→ Exercise directions
Find the line containing "Extract the structured", then print it and each following line through the end of the records, exactly and with nothing added; leave out any pictures.

→ Exercise data
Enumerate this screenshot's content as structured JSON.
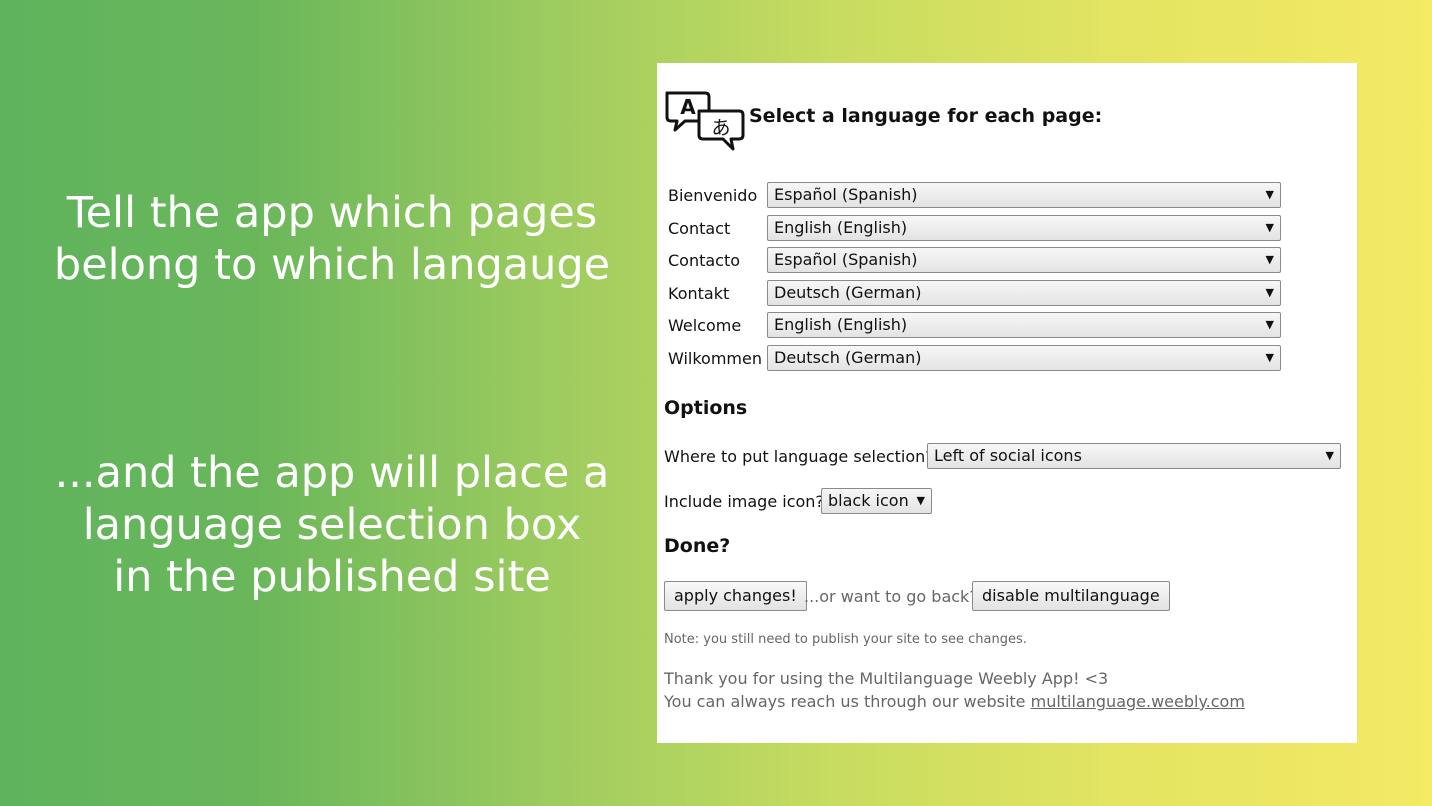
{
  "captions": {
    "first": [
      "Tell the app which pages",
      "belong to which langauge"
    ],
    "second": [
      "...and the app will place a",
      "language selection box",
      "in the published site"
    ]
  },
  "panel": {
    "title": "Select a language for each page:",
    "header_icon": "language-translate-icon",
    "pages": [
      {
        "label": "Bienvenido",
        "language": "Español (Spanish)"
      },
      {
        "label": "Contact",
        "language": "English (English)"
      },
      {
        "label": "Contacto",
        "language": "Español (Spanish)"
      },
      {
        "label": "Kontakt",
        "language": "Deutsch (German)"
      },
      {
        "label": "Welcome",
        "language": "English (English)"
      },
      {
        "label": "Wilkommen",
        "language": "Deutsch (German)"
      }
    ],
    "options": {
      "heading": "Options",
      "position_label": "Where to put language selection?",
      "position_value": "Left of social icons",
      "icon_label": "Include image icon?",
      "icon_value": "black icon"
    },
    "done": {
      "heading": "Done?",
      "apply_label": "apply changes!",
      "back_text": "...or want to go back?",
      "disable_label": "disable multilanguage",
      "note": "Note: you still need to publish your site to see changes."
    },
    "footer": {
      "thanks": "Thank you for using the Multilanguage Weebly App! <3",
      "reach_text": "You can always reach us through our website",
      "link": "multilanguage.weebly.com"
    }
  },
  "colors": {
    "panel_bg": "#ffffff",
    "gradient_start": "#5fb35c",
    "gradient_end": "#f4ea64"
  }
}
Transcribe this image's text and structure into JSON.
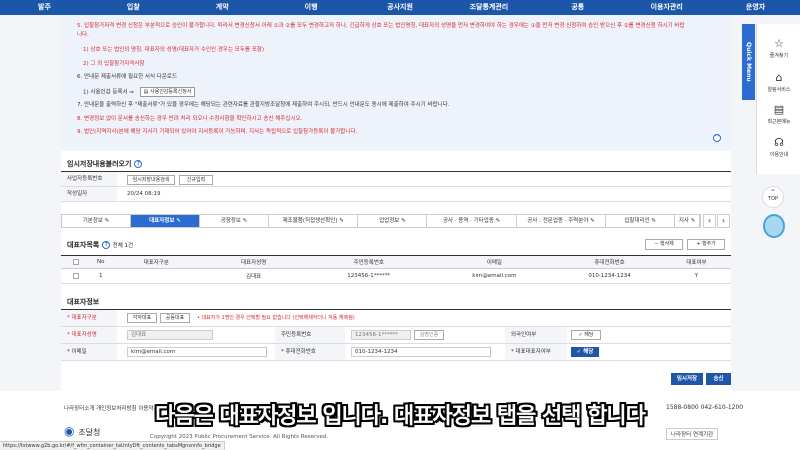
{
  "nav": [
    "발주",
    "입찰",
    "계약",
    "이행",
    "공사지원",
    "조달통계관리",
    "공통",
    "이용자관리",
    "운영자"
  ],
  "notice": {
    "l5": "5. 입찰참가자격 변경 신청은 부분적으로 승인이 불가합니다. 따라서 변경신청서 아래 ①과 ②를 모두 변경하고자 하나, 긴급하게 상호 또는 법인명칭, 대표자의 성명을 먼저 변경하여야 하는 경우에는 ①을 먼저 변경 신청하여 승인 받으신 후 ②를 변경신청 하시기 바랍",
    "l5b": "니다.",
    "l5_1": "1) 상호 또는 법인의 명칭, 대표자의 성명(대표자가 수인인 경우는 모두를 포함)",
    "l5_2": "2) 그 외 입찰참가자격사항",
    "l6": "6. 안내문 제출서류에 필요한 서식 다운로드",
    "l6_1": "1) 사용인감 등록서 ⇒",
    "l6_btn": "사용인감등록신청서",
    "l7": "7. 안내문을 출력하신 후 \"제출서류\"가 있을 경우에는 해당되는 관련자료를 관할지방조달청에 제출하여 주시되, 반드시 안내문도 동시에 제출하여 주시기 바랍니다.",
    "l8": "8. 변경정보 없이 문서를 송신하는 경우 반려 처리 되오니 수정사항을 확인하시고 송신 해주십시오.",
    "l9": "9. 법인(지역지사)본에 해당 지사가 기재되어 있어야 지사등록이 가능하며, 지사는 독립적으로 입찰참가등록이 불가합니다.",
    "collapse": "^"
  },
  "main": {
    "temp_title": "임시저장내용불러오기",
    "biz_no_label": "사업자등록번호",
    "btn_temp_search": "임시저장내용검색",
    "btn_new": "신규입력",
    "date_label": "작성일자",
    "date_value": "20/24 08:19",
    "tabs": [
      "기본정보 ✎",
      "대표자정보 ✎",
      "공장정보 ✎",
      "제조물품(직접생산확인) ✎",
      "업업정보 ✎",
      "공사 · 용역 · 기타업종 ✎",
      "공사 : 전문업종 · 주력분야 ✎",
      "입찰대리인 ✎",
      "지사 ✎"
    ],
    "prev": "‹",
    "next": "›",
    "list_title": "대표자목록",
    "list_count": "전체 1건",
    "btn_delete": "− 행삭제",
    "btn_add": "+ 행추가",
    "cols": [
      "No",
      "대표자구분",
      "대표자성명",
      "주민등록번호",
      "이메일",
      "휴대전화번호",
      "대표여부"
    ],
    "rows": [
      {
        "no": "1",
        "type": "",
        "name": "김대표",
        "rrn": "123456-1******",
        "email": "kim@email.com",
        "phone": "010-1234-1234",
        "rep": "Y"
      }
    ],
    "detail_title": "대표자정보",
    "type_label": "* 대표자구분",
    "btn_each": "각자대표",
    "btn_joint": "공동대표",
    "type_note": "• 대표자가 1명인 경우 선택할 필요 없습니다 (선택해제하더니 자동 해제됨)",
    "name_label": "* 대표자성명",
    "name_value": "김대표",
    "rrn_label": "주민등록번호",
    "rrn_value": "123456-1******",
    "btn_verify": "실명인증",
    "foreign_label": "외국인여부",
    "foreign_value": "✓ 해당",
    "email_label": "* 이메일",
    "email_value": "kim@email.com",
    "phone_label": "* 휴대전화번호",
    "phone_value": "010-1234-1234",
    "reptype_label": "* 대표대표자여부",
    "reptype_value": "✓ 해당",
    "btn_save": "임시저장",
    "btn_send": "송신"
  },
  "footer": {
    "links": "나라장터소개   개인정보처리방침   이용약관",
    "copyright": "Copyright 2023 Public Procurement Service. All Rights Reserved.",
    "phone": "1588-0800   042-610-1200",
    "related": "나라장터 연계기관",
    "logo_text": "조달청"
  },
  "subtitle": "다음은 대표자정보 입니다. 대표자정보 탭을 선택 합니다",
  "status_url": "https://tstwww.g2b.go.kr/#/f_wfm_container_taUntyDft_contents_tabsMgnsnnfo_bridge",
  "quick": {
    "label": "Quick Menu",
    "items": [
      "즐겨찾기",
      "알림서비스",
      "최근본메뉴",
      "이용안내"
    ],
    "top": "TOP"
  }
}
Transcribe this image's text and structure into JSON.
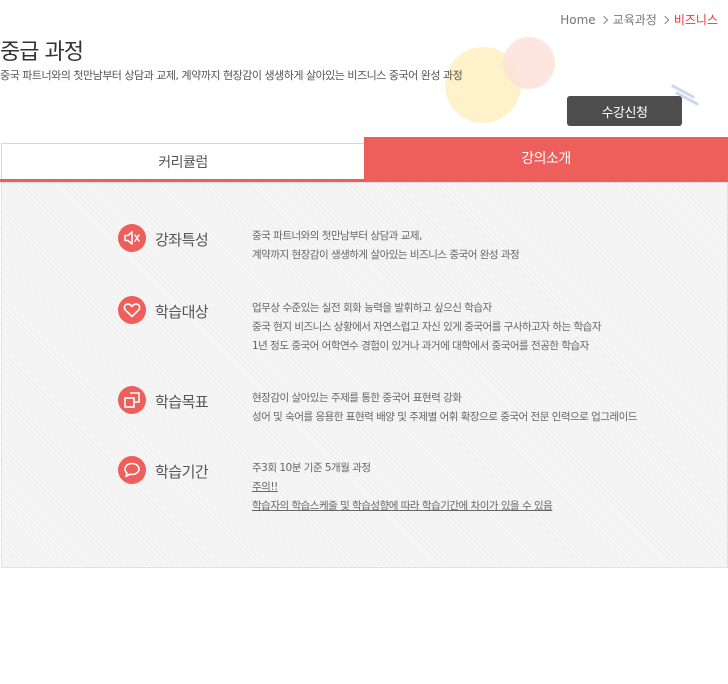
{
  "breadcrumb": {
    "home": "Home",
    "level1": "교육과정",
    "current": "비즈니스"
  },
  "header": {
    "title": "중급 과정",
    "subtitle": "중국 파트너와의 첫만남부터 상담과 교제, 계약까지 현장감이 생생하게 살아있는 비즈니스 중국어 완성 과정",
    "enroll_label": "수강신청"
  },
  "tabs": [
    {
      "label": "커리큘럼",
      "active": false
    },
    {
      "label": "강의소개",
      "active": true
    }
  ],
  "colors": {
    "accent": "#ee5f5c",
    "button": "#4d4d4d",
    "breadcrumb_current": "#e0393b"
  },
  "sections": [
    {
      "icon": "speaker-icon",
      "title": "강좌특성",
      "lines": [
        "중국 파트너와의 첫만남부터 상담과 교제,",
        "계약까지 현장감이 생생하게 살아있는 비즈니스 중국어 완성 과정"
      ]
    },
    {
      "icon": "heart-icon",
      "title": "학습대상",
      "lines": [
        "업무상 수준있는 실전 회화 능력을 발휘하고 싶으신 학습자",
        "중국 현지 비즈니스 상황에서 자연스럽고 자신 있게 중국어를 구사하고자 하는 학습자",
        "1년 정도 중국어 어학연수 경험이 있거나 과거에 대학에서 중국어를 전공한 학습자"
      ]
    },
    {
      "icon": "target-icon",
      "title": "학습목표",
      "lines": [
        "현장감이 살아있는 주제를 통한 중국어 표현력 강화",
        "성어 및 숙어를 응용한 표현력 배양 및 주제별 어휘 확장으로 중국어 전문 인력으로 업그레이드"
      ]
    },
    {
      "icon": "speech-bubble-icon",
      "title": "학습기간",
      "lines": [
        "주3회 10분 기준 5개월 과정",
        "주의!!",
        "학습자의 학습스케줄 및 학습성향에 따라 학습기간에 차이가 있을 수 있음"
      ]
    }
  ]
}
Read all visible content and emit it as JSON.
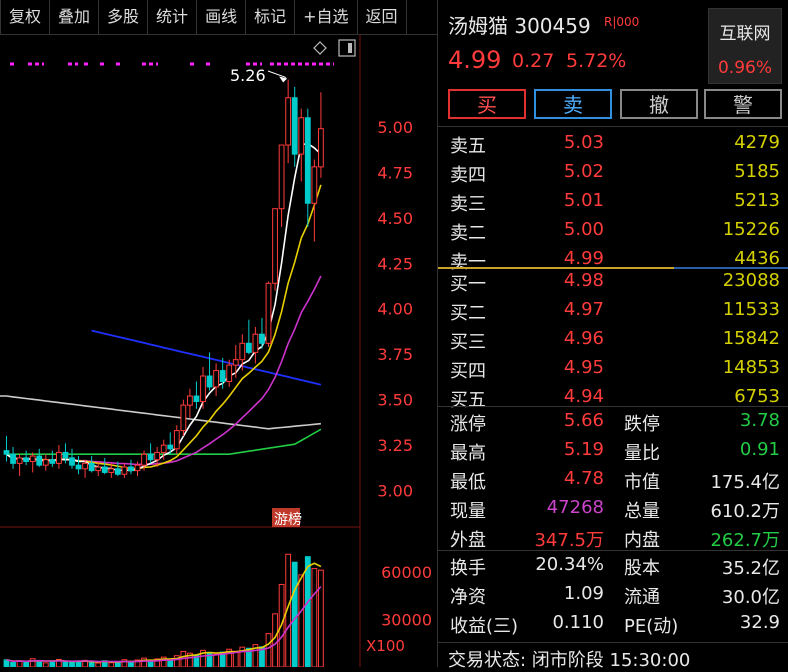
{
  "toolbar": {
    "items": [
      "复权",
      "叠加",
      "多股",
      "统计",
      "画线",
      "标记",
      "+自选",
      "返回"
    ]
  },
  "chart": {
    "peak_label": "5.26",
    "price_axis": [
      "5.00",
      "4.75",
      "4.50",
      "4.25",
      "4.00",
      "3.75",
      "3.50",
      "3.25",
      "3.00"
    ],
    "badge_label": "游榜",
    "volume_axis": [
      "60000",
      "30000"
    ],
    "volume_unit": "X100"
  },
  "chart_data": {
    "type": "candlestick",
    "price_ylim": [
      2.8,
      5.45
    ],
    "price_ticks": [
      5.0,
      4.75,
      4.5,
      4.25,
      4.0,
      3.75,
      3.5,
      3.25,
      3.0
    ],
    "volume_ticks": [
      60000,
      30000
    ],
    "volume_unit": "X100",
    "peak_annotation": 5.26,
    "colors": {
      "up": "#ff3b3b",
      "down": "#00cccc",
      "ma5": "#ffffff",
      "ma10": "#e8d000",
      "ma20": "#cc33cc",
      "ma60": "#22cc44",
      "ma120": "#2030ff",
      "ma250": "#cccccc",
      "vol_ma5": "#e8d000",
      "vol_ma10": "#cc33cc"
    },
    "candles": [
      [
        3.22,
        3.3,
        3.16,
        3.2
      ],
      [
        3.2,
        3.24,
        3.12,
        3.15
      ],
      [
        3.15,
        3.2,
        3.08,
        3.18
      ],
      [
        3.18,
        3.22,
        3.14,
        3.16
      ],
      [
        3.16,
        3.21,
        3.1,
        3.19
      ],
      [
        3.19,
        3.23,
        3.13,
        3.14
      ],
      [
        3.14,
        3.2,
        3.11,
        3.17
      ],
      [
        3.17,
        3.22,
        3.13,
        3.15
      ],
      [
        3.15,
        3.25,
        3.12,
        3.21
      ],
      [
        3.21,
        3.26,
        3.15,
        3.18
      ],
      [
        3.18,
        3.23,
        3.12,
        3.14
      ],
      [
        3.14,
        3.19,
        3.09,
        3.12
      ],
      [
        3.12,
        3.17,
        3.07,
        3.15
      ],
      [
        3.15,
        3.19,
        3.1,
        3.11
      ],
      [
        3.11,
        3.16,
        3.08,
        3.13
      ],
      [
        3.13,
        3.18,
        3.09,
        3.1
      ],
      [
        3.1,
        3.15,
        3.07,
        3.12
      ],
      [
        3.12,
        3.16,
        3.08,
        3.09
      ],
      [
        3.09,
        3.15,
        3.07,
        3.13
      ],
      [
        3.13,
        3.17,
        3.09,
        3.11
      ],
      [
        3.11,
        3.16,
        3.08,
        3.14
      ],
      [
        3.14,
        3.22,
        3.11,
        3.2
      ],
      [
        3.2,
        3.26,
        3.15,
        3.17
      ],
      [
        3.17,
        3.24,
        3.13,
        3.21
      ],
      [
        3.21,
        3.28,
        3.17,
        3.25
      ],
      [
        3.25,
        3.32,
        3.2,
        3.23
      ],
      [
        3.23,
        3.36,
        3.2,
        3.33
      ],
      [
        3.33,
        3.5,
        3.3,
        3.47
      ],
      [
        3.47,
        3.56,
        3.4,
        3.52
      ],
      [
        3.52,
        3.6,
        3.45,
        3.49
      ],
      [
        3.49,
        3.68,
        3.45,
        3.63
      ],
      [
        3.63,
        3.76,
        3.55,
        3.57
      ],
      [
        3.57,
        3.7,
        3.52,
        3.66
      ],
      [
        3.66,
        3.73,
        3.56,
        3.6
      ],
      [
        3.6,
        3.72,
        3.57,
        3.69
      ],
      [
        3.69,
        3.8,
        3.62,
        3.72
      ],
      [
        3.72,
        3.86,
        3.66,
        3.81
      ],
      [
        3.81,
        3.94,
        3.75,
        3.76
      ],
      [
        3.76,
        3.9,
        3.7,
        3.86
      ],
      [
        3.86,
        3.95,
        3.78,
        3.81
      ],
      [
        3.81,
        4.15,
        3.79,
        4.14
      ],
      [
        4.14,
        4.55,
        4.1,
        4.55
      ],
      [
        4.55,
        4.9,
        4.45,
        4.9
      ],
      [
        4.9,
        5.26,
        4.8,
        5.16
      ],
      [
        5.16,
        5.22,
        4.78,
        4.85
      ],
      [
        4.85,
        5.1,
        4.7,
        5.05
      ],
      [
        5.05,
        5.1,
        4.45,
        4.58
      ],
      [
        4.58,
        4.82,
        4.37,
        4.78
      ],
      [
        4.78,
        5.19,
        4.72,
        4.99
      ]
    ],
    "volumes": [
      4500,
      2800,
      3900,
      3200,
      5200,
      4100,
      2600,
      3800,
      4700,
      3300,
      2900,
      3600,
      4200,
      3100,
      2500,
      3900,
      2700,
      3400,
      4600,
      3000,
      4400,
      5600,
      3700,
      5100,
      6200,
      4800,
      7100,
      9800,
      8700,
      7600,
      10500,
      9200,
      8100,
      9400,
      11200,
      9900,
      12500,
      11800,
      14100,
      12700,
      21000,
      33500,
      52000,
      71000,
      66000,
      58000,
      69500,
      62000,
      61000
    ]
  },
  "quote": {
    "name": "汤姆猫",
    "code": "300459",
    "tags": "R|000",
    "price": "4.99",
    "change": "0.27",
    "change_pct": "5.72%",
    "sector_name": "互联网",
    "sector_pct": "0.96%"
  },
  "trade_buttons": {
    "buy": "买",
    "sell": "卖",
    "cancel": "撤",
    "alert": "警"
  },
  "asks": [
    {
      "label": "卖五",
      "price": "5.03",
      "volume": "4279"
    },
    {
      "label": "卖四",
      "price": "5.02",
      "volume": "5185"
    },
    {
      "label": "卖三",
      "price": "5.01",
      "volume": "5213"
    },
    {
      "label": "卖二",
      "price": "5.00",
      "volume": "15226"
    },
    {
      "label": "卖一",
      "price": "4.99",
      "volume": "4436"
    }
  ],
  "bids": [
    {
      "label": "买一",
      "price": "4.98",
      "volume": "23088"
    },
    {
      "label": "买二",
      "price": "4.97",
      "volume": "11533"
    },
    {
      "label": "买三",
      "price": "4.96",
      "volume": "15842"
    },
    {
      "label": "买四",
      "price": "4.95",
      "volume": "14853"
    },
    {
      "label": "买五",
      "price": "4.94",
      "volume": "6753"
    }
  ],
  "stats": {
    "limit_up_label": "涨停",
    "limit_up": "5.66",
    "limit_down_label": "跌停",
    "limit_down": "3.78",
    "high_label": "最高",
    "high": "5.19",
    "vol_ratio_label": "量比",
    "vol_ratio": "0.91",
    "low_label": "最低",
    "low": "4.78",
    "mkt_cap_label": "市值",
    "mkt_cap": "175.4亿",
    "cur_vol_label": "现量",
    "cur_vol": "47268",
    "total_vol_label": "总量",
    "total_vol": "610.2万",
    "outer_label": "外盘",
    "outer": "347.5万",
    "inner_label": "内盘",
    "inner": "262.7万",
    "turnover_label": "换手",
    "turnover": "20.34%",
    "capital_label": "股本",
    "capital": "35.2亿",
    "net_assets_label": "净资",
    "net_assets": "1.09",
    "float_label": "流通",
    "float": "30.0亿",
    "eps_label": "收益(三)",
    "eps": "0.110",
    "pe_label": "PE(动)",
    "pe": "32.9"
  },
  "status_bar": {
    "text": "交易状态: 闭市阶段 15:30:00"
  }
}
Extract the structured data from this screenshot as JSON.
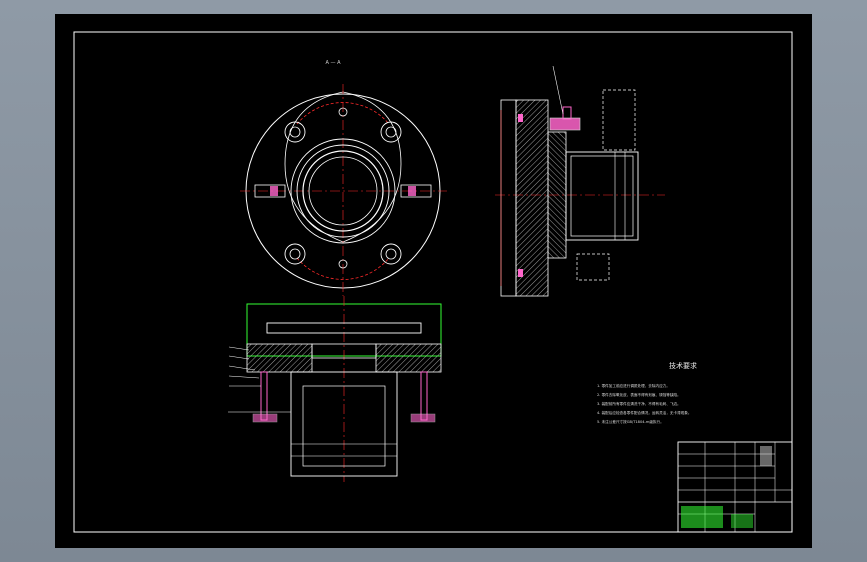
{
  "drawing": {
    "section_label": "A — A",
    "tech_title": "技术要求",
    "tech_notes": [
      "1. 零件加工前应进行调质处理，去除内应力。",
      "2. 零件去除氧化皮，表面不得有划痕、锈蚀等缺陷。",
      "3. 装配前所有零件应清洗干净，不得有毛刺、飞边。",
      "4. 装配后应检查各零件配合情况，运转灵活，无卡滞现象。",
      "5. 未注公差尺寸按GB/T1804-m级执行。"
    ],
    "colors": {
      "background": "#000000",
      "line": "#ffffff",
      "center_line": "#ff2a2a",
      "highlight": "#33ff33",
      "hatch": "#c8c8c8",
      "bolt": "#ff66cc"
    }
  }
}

→ Expected answer
Extract the structured data from this screenshot as JSON.
{
  "drawing": {
    "section_label": "A — A",
    "tech_title": "技术要求",
    "tech_notes": [
      "1. 零件加工前应进行调质处理，去除内应力。",
      "2. 零件去除氧化皮，表面不得有划痕、锈蚀等缺陷。",
      "3. 装配前所有零件应清洗干净，不得有毛刺、飞边。",
      "4. 装配后应检查各零件配合情况，运转灵活，无卡滞现象。",
      "5. 未注公差尺寸按GB/T1804-m级执行。"
    ],
    "colors": {
      "background": "#000000",
      "line": "#ffffff",
      "center_line": "#ff2a2a",
      "highlight": "#33ff33",
      "hatch": "#c8c8c8",
      "bolt": "#ff66cc"
    }
  }
}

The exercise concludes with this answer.